The Executive Chairman, Federal Inland Revenue Service (FIRS) Mr.Tunde Fowler, has projected that at least 80 percent of federally generated revenues would accrue from the non-oil sector of the economy in the next three years.
Fowler, who made the forecast at the Nigeria-Canada Investment Summit in Abuja, disclosed that the non-oil sector’s contribution to the Nigerian economy had risen to 60 percent by November 2019, up from 54 percent in December 2018.
The tax administrator noted further that the continuous drop in the oil prices was a fiscal signal that the nation’s non-oil sector required more attention in order to grow it and improve revenues sourced from it on a predictable and sustainable basis.
According to him, Nigeria is moving from oil dependent to non-oil dependent economy because government believes that in the next three years, the non-oil sector is going to contribute at least 80 percent of the total revenue, with a substantial part of this coming from the agricultural sector.
Fowler explained that the strategies that FIRS was adopting to realise improved revenue collection include “automation of VAT collection in key sectors which facilitates reduction in compliance cost in the long term; system to system integration between banks and FIRS.
He puts the VAT collection in the banking sector, which went live in January 2017, from January to October this year at N25.6 billion so far; VAT collection in the Cable TV sector, which also went live in Dec 2018 , at N5.1 billion from January to October 18. 2019.
The FIRS boss clarified further: “Integrated Tax Administration System (ITAS) project is a suite of programs that enables the automation of FIRS tax processes. As part of the Service’s objectives to bring high-level efficiency to tax revenue collection and provide first class services to taxpayers, ITAS project introduced SIGTAS, a solution that covers all aspects of tax administration in one integrated system.
“Government Information Financial Management Information System (GIFMIS) is an interface linking FIRS to the OAGF for real-time exchange of information and data; State Offices of Accountant General Platform (SAG); Automated the deduction at source and remittance of VAT and WHT from State governments contract payments directly to FIRS’s account and so far collected N13bn”, Fowler adde
He noted that the deployment of online solutions was making tax administration more efficient, transparent and convenient and listed some of the services, which could now be accessed electronically, as taxpayer registration (through e-Registration); payment of Stamp Duties (through e-Stamp Duty); and payment of taxes (through online payment: e-tax pay).
Others are, receiving of electronic receipt after payment of taxes (through e-Receipt); filing tax returns (through e-filing); and online Tax Clearance Certificates (TCC) through electronic Tax Clearance Certificate (e-TCC).
While shedding more light on various tax incentives in the country, Fowler maintained that Nigeria should be commended internationally on the number of reliefs and incentives it is granting to both local and foreign businesses.
He enthused: “Sometimes when I look at these tax incentives and reliefs, I feel that Nigeria is the Father Christmas. But that is necessary for the growth of the economy because they attract investors.”

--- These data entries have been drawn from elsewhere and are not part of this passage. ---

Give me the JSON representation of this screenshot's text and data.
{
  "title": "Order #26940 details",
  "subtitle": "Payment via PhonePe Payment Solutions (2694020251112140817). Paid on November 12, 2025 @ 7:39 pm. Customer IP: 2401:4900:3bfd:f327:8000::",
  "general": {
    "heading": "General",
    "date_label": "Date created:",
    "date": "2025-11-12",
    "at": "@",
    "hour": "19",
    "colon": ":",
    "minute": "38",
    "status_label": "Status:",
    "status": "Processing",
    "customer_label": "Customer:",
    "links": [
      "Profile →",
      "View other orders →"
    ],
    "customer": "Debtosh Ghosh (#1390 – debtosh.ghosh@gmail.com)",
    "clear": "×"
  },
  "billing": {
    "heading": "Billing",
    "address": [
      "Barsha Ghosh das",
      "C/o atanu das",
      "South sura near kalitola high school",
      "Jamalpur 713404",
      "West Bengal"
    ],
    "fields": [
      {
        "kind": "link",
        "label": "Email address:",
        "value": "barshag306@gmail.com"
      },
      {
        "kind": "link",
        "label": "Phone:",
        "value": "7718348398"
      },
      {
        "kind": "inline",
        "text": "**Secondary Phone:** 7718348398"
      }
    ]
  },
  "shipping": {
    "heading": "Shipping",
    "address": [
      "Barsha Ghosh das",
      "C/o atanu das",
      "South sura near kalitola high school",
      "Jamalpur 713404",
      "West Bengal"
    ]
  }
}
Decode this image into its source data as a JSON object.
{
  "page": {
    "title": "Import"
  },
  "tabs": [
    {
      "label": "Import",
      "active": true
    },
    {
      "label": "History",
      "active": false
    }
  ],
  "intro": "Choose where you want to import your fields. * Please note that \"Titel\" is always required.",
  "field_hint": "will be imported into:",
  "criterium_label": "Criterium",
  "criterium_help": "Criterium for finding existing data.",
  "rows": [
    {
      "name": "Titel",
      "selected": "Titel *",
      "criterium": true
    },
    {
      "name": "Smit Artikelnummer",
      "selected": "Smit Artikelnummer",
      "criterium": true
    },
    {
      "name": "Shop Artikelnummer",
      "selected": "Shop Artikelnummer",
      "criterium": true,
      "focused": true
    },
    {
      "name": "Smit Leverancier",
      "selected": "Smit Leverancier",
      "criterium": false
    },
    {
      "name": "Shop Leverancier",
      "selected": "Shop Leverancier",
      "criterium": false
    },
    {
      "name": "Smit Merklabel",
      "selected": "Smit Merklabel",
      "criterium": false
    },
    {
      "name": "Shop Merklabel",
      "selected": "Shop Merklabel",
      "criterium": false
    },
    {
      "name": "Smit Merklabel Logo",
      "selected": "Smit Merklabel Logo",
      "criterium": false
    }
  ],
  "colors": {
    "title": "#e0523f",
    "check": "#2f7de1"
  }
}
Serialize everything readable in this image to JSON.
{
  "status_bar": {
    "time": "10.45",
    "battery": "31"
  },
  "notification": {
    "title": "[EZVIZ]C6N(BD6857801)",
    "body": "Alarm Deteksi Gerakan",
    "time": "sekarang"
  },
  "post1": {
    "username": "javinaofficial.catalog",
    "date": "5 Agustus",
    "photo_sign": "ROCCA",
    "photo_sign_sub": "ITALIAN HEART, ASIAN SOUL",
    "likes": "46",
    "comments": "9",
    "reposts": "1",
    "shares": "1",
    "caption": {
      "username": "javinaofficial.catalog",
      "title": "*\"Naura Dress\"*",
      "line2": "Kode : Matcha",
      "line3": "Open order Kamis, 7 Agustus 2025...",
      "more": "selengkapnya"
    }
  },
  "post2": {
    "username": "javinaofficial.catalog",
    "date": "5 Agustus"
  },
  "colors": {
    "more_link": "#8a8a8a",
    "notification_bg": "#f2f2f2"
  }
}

The tax administrator urged foreign investors to consider Nigeria as their investment haven of first choice because of attractive tax incentives and reliefs and attractive end-price, adding that there are attractive tax incentives and reliefs in Personal Income Tax Act, Companies Income Tax Act, Capital Gains Tax Act, Value Added Tax Act, agriculture and foreign investment.
For instance, under the Personal Income Tax Act (PITA), he listed some of the tax reliefs that business owners and other economic agents can enjoy in their operations.
He explained: “There is Tax Credit Allowance. Tax credit allowable against tax payable on income derived from outside Nigeria if brought into the country through Government approved channels;
“Consolidated Relief Allowance. Section 33 (1) of PITA allows a Relief Allowance of N200,000 subject to a minimum tax of 1% of gross income whichever is higher, with the balance taxable in accordance with the Income table in the Sixth schedule to PITA.
“Returns Not To Be Filed Where Income Is N30,000 or Less. Section 43 PITA provides that no return of income shall be filed by a person whose only source of income in any year of assessment is employment in which he earns N30,000 or less from that source.
“Income Exempted. Section 19(1) PITA specifies several incomes that are exempted from tax, in the Third Schedule to the Act.
“Exemption of Interest on Loan Granted by Banks. Section 19(7) PITA exempts interest on any loan granted by a bank to a person engaged in: (a) agricultural trade or business; and (b) the fabrication of any local plant and machinery.
“Exemption of Dividend from Tax. The Third Schedule to PITA lists incomes exempted from Personal Income. Tax Paragraph 25 of the Third Schedule to PITA exempts some dividends from tax”, Fowler added.